Wisdom from the late Charles Hemenway, former Head of School - Aspen Country Day School


Wisdom from the late Charles Hemenway, former Head of School

November 8, 2016

The early years of Aspen Country Day School
from an interview with Charlie Hemenway, assistant headmaster from 1970-73, then headmaster until 1980. After many years as head of St. Paul’s Episcopal School in New Orleans, he passed away May 6, 2017 at his home in Covington, Louisiana. Obituary here.

The first Aspen Country Day School students arrived on campus in September of 1970. Prior to their arrival the school’s faculty all worked together to get the campus ready, doing carpentry, painting, plumbing, and gardening.

I was one of those faculty members, and I often wondered what I had gotten myself into. The first head, Carter Hall, offered me a position as science teacher and assistant head. That is how a boy from the swamps of Louisiana found himself in the mountains of Colorado.

The school was quite small; there were fewer than 100 children, and the faculty had to work hard to make our shool a viable educational alternative. Finances were always a concern. However, the school had a solid core of friends and parents who were determined to see it survive.

When snowstorms would prevent us from taking the kids home on the school bus, we would grill cheese sandwiches on the stove in the kitchen and sleep on the floor.

In a school as young as ours was, it is hard to imagine that there were any traditions, but where were some. The annual Regatta on the ponds, Blue-Green Day, the turkey gruel we served to the students and faculty on the day before Thanksgiving, the overnight trips (even for Kindergarten) all come to mind.

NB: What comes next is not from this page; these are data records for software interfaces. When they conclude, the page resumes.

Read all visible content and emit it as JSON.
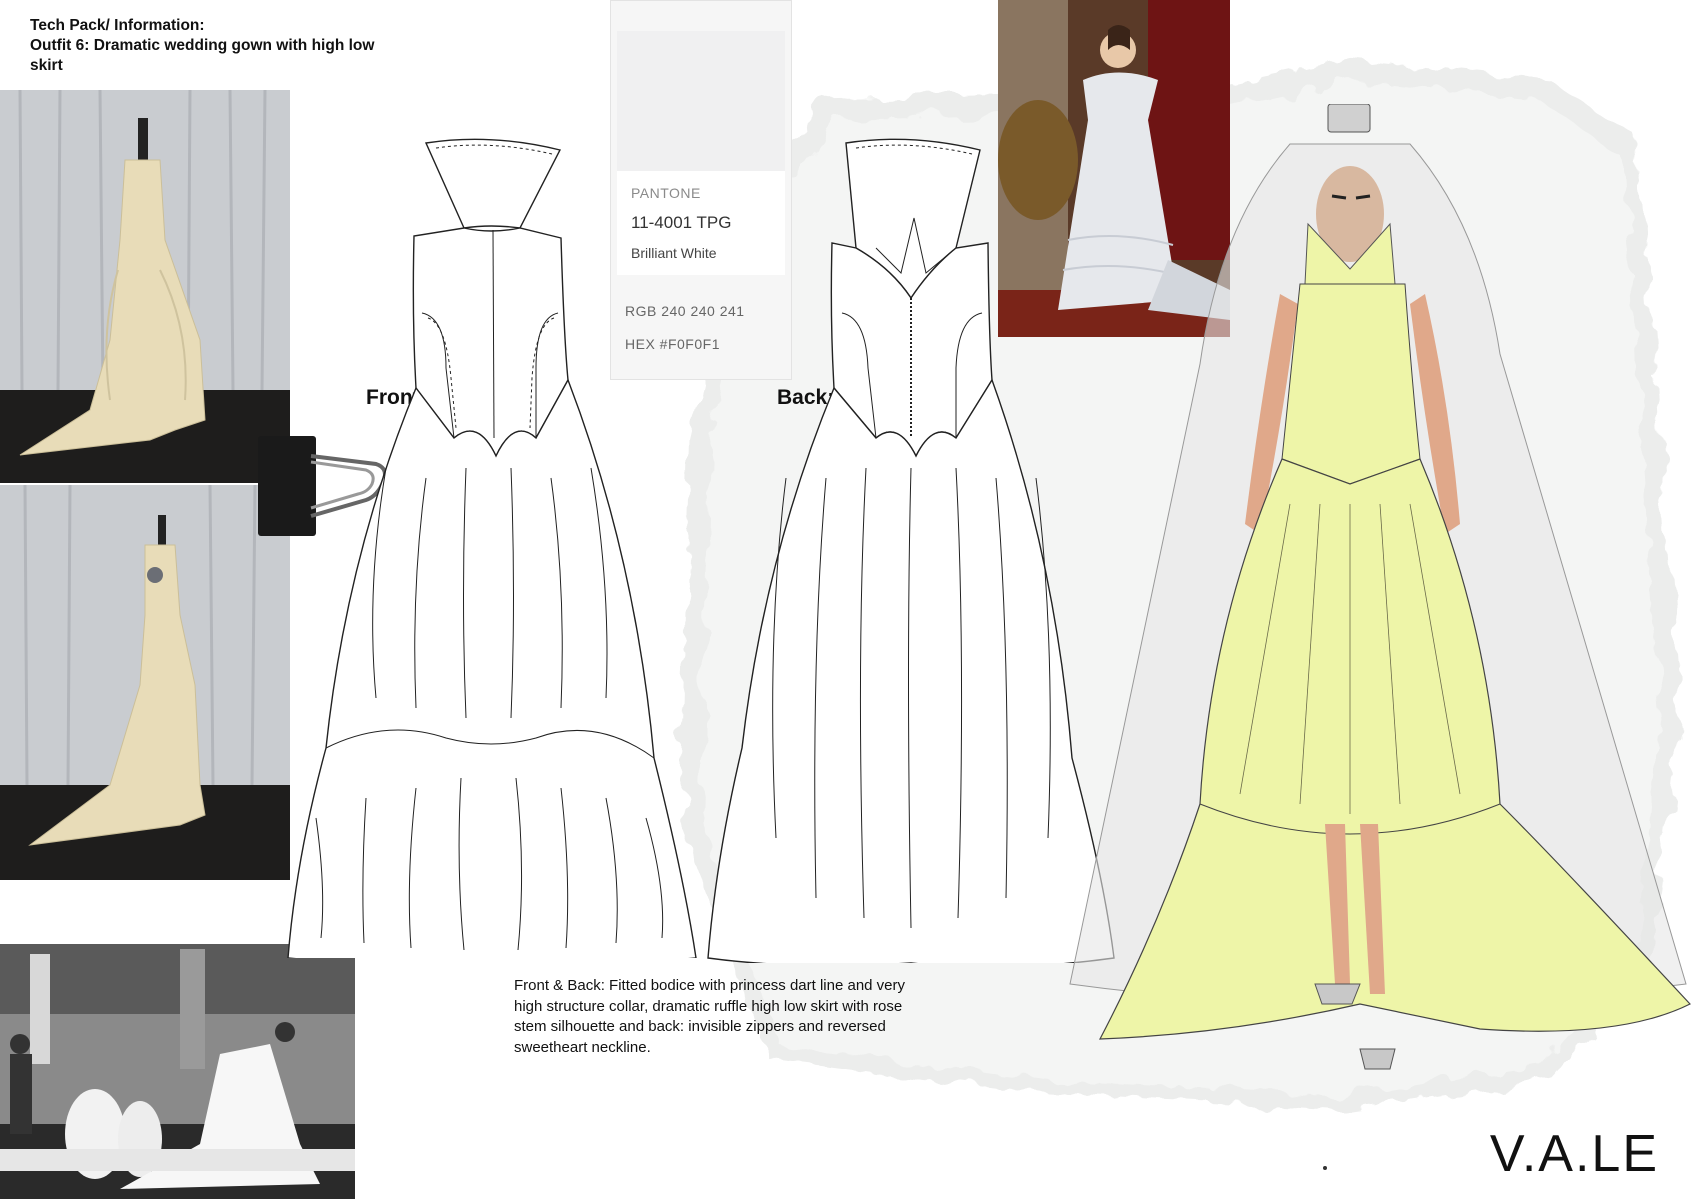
{
  "header": {
    "line1": "Tech Pack/ Information:",
    "line2": "Outfit 6: Dramatic wedding gown with high low skirt"
  },
  "labels": {
    "front": "Front:",
    "back": "Back:"
  },
  "pantone": {
    "brand": "PANTONE",
    "code": "11-4001 TPG",
    "name": "Brilliant White",
    "rgb": "RGB  240 240 241",
    "hex": "HEX #F0F0F1"
  },
  "description": "Front & Back: Fitted bodice with princess dart line and very high structure collar, dramatic ruffle high low skirt with rose stem silhouette and back: invisible zippers and reversed sweetheart neckline.",
  "logo": "V.A.LE",
  "colors": {
    "swatch": "#F0F0F1",
    "gown_yellow": "#eef5a8",
    "ivory_fabric": "#e8dcb8",
    "line": "#222222"
  }
}
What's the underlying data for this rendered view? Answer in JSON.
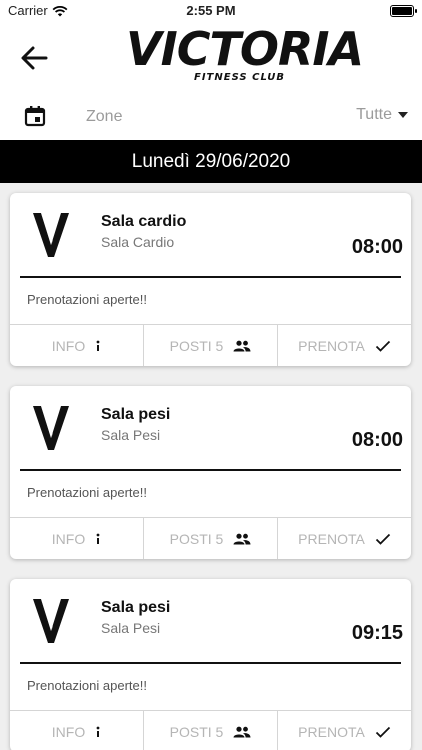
{
  "status_bar": {
    "carrier": "Carrier",
    "time": "2:55 PM"
  },
  "header": {
    "logo_main": "VICTORIA",
    "logo_sub": "FITNESS CLUB"
  },
  "filter": {
    "zone_label": "Zone",
    "zone_value": "Tutte"
  },
  "date_label": "Lunedì 29/06/2020",
  "cards": [
    {
      "title": "Sala cardio",
      "subtitle": "Sala Cardio",
      "time": "08:00",
      "status": "Prenotazioni aperte!!",
      "info_label": "INFO",
      "posti_label": "POSTI 5",
      "prenota_label": "PRENOTA"
    },
    {
      "title": "Sala pesi",
      "subtitle": "Sala Pesi",
      "time": "08:00",
      "status": "Prenotazioni aperte!!",
      "info_label": "INFO",
      "posti_label": "POSTI 5",
      "prenota_label": "PRENOTA"
    },
    {
      "title": "Sala pesi",
      "subtitle": "Sala Pesi",
      "time": "09:15",
      "status": "Prenotazioni aperte!!",
      "info_label": "INFO",
      "posti_label": "POSTI 5",
      "prenota_label": "PRENOTA"
    }
  ],
  "colors": {
    "header_bg": "#ffffff",
    "date_bar_bg": "#000000",
    "muted_text": "#b5b5b5",
    "list_bg": "#efefef"
  },
  "icons": [
    "wifi-icon",
    "battery-icon",
    "back-arrow-icon",
    "calendar-icon",
    "dropdown-caret-icon",
    "victoria-v-logo",
    "info-icon",
    "people-icon",
    "check-icon"
  ]
}
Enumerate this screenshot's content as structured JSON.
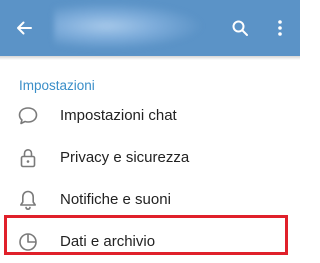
{
  "header": {
    "back_icon": "arrow-left-icon",
    "search_icon": "search-icon",
    "more_icon": "more-vertical-icon",
    "color": "#5b93c7"
  },
  "section": {
    "title": "Impostazioni"
  },
  "items": [
    {
      "label": "Impostazioni chat",
      "icon": "chat-bubble-icon"
    },
    {
      "label": "Privacy e sicurezza",
      "icon": "lock-icon"
    },
    {
      "label": "Notifiche e suoni",
      "icon": "bell-icon"
    },
    {
      "label": "Dati e archivio",
      "icon": "clock-pie-icon"
    }
  ],
  "highlight_color": "#e0202a"
}
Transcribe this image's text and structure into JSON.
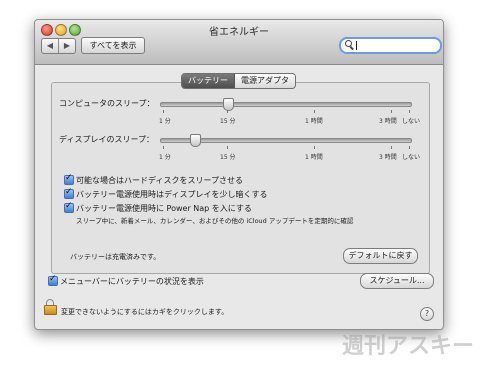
{
  "window": {
    "title": "省エネルギー"
  },
  "toolbar": {
    "back_label": "◀",
    "forward_label": "▶",
    "show_all_label": "すべてを表示",
    "search_placeholder": ""
  },
  "tabs": [
    {
      "label": "バッテリー",
      "active": true
    },
    {
      "label": "電源アダプタ",
      "active": false
    }
  ],
  "sliders": {
    "computer_sleep": {
      "label": "コンピュータのスリープ：",
      "value": "15 分",
      "ticks": [
        "1 分",
        "15 分",
        "1 時間",
        "3 時間",
        "しない"
      ]
    },
    "display_sleep": {
      "label": "ディスプレイのスリープ：",
      "value": "5 分",
      "ticks": [
        "1 分",
        "15 分",
        "1 時間",
        "3 時間",
        "しない"
      ]
    }
  },
  "checkboxes": [
    {
      "label": "可能な場合はハードディスクをスリープさせる",
      "checked": true
    },
    {
      "label": "バッテリー電源使用時はディスプレイを少し暗くする",
      "checked": true
    },
    {
      "label": "バッテリー電源使用時に Power Nap を入にする",
      "checked": true,
      "sublabel": "スリープ中に、新着メール、カレンダー、およびその他の iCloud アップデートを定期的に確認"
    }
  ],
  "status": {
    "battery_text": "バッテリーは充電済みです。"
  },
  "buttons": {
    "defaults": "デフォルトに戻す",
    "schedule": "スケジュール..."
  },
  "menubar_option": {
    "label": "メニューバーにバッテリーの状況を表示",
    "checked": true
  },
  "footer": {
    "lock_text": "変更できないようにするにはカギをクリックします。",
    "help_label": "?"
  },
  "watermark": {
    "text": "週刊アスキー"
  },
  "colors": {
    "accent": "#3d7fd6",
    "search_focus": "#6b9be0"
  }
}
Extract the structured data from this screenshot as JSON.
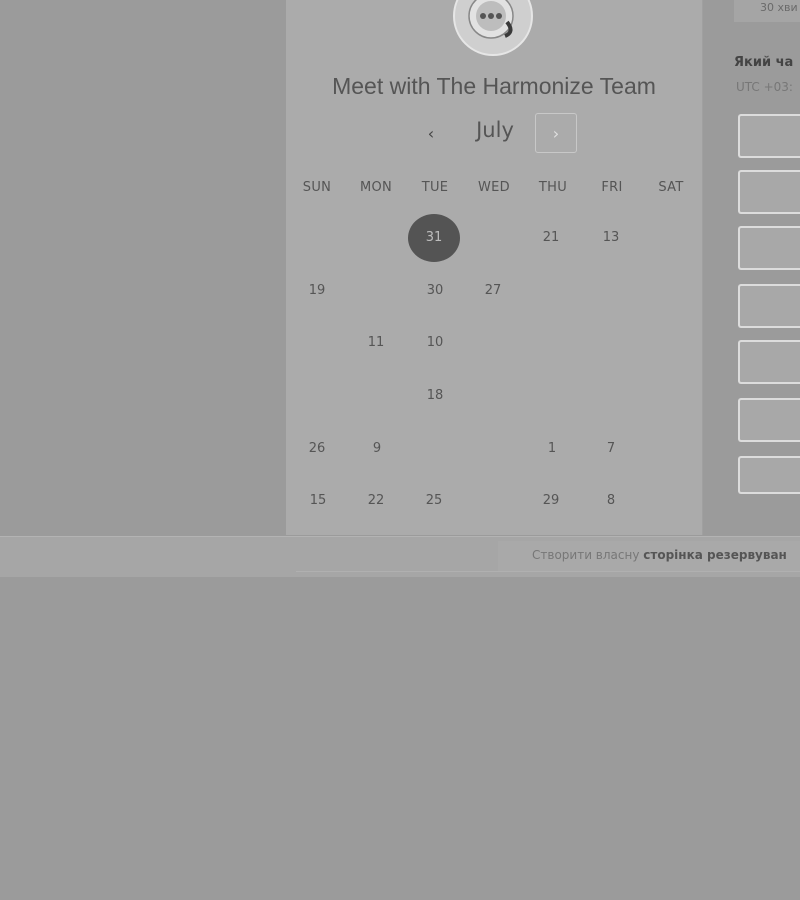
{
  "header": {
    "title": "Meet with The Harmonize Team"
  },
  "calendar": {
    "month": "July",
    "prev_icon": "chevron-left-icon",
    "next_icon": "chevron-right-icon",
    "prev_glyph": "‹",
    "next_glyph": "›",
    "weekdays": [
      "SUN",
      "MON",
      "TUE",
      "WED",
      "THU",
      "FRI",
      "SAT"
    ],
    "days": [
      "31",
      "21",
      "13",
      "19",
      "30",
      "27",
      "11",
      "10",
      "18",
      "26",
      "9",
      "1",
      "7",
      "15",
      "22",
      "25",
      "29",
      "8"
    ],
    "selected_day": "31"
  },
  "sidebar": {
    "duration": "30 хви",
    "tz_label": "Який ча",
    "tz_value": "UTC +03:"
  },
  "footer": {
    "text_prefix": "Створити власну",
    "text_bold": "сторінка резервуван"
  },
  "colors": {
    "background": "#9b9b9b",
    "panel": "#ababab",
    "selected": "#545454"
  }
}
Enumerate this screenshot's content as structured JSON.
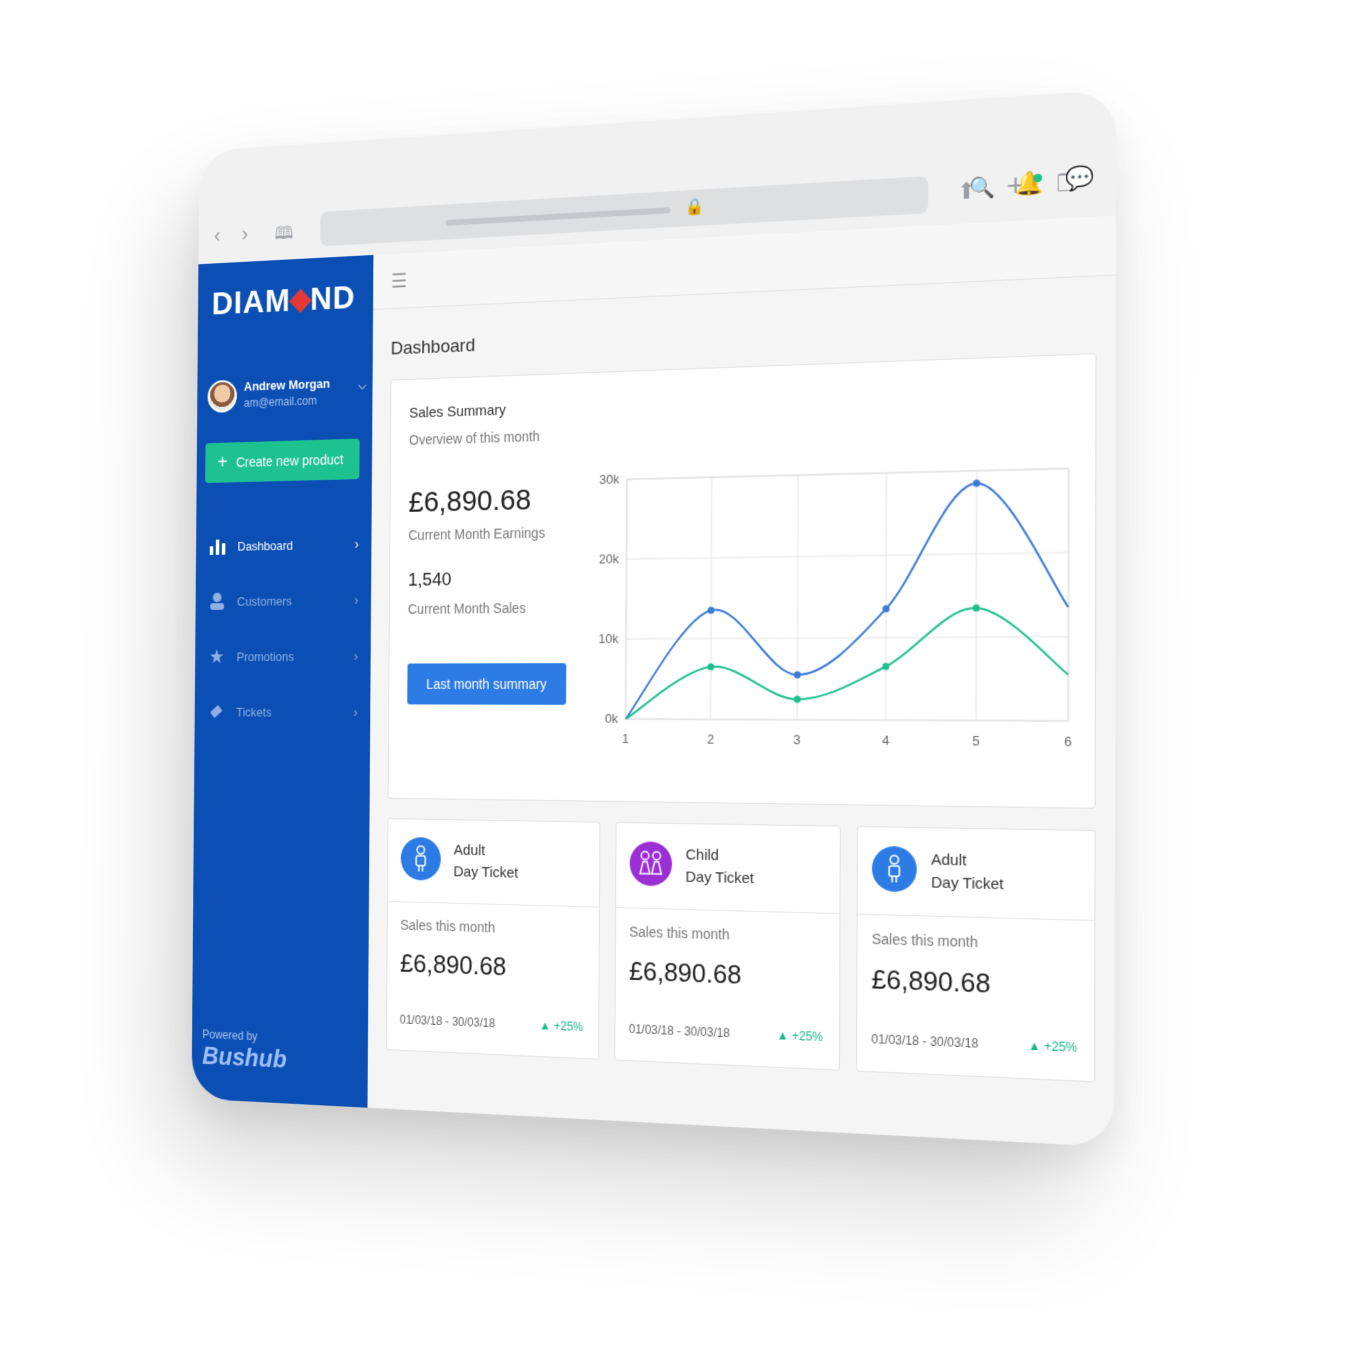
{
  "brand": {
    "logo_left": "DIAM",
    "logo_right": "ND"
  },
  "user": {
    "name": "Andrew Morgan",
    "email": "am@email.com"
  },
  "sidebar": {
    "create_label": "Create new product",
    "items": [
      {
        "label": "Dashboard",
        "icon": "bar-chart-icon"
      },
      {
        "label": "Customers",
        "icon": "user-icon"
      },
      {
        "label": "Promotions",
        "icon": "star-icon"
      },
      {
        "label": "Tickets",
        "icon": "ticket-icon"
      }
    ],
    "powered_by": "Powered by",
    "powered_brand": "Bushub"
  },
  "main": {
    "title": "Dashboard",
    "summary": {
      "title": "Sales Summary",
      "subtitle": "Overview of this month",
      "earnings": "£6,890.68",
      "earnings_label": "Current Month Earnings",
      "sales": "1,540",
      "sales_label": "Current Month Sales",
      "button": "Last month summary"
    },
    "cards": [
      {
        "title1": "Adult",
        "title2": "Day Ticket",
        "label": "Sales this month",
        "value": "£6,890.68",
        "range": "01/03/18 - 30/03/18",
        "delta": "▲ +25%",
        "icon_color": "#2d7be5"
      },
      {
        "title1": "Child",
        "title2": "Day Ticket",
        "label": "Sales this month",
        "value": "£6,890.68",
        "range": "01/03/18 - 30/03/18",
        "delta": "▲ +25%",
        "icon_color": "#9b2fd6"
      },
      {
        "title1": "Adult",
        "title2": "Day Ticket",
        "label": "Sales this month",
        "value": "£6,890.68",
        "range": "01/03/18 - 30/03/18",
        "delta": "▲ +25%",
        "icon_color": "#2d7be5"
      }
    ]
  },
  "colors": {
    "sidebar": "#0b4fb5",
    "accent_green": "#1ec28f",
    "accent_blue": "#2d7be5"
  },
  "chart_data": {
    "type": "line",
    "x": [
      1,
      2,
      3,
      4,
      5,
      6
    ],
    "yticks": [
      "0k",
      "10k",
      "20k",
      "30k"
    ],
    "ylim": [
      0,
      30000
    ],
    "grid": true,
    "series": [
      {
        "values": [
          0,
          13500,
          5500,
          13500,
          28500,
          13500
        ],
        "color": "#3a7bd5"
      },
      {
        "values": [
          0,
          6500,
          2500,
          6500,
          13500,
          5500
        ],
        "color": "#1fbf8f"
      }
    ]
  }
}
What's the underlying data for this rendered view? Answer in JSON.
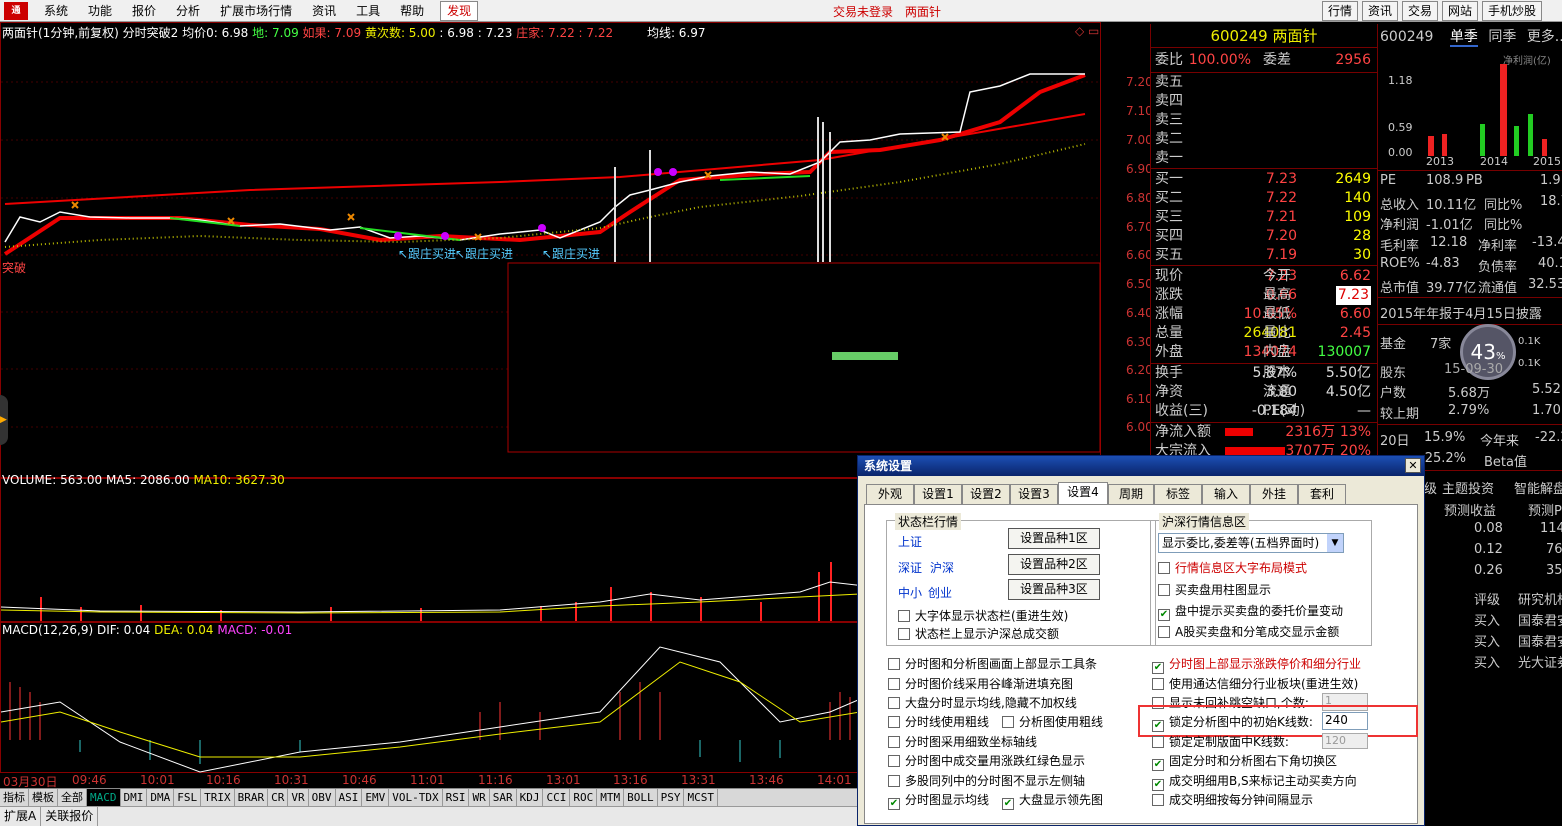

I much enjoy reading about Country Day. I cannot help but notice how well so many ACDS grads have done out in the big world.

I am sure ACDS is still a special place. I know it is for me.